-- The data follows --

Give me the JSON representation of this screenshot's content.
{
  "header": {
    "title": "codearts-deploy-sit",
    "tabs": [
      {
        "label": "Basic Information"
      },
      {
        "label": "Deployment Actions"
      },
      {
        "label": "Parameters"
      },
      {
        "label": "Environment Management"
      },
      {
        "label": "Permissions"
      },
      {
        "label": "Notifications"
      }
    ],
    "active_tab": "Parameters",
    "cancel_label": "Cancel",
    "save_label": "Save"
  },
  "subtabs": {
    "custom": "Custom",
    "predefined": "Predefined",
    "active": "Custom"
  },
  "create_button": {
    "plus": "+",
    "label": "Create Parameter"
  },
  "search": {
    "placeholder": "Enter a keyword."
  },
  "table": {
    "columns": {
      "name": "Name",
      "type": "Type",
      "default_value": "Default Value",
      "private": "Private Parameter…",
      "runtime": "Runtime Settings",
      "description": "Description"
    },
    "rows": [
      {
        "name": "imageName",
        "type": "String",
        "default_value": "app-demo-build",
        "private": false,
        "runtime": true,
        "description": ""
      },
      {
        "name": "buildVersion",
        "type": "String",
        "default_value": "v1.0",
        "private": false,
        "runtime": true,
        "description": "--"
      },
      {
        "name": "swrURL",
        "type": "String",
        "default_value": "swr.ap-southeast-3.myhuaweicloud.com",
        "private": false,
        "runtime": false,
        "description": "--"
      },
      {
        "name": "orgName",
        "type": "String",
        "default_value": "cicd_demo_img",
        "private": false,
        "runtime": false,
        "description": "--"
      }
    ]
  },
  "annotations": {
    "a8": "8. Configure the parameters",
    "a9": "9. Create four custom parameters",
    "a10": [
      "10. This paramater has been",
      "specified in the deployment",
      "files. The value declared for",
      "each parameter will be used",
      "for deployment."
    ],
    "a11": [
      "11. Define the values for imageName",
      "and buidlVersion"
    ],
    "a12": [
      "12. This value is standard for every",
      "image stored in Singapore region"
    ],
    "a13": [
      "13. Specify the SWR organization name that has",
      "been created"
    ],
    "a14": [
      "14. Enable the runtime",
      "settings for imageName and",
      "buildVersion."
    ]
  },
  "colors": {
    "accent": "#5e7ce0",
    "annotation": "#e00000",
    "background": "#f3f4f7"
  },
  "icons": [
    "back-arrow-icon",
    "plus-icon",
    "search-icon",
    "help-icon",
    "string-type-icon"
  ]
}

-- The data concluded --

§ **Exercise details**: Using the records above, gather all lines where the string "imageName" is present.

§ **Output**:
        "name": "imageName",
      "11. Define the values for imageName",
      "settings for imageName and",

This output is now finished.